  • preparation and lodgment of caveat
  • mortgage registration
  • property valuation fees
  • stamp duty
  • house insurance
  • building and pest inspections
  • nomination of additional or substitute buyers
  • lodgment of paper documents at Land Use Victoria
  • preparation of a First Home Owner Grant application
  • preparation and lodgment of an application for a new certificate of title in place of one lost or destroyed

Should you DIY or get a professional conveyancer?

It’s best to engage a professional conveyancer to assist you instead of fumbling and second-guessing your way through the complicated process. With all the time, money, and effort involved in buying or selling a property, wouldn’t you want to make sure you get it right the first time?

Contrary to popular belief, DIY conveyancing or going for the cheapest option in town is not guaranteed to save you money in the long run. There’s more room for things to go wrong given the varied steps in the conveyancing process. There’s a tendency for cutting corners and attempting a streamlined approach to things that cannot be. And even the smallest mistakes can have huge consequences not just on your finances but on the overall success of your conveyancing transaction.

Need further information about the conveyancing process in Victoria?

Buying or selling a property isn’t always easy, especially in a market that’s ever-changing. Our team of conveyancers are on standby to answer your questions about the conveyancing process in Victoria. We are here to help! Get in touch with us by calling 03 9959 9850 or filling in our contact form.

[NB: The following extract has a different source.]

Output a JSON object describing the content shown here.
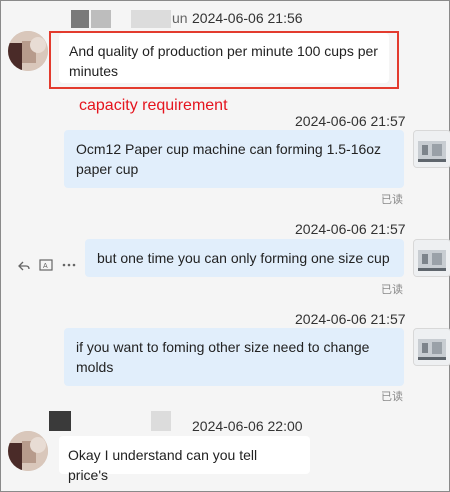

Disclaimer: This article is intended to provide general information in summary form on conveyancing matters, current at the time of first publication. It does not constitute legal advice and should not be relied upon as such. Formal legal and conveyancing advice based on your specific circumstances should be sought before taking any action.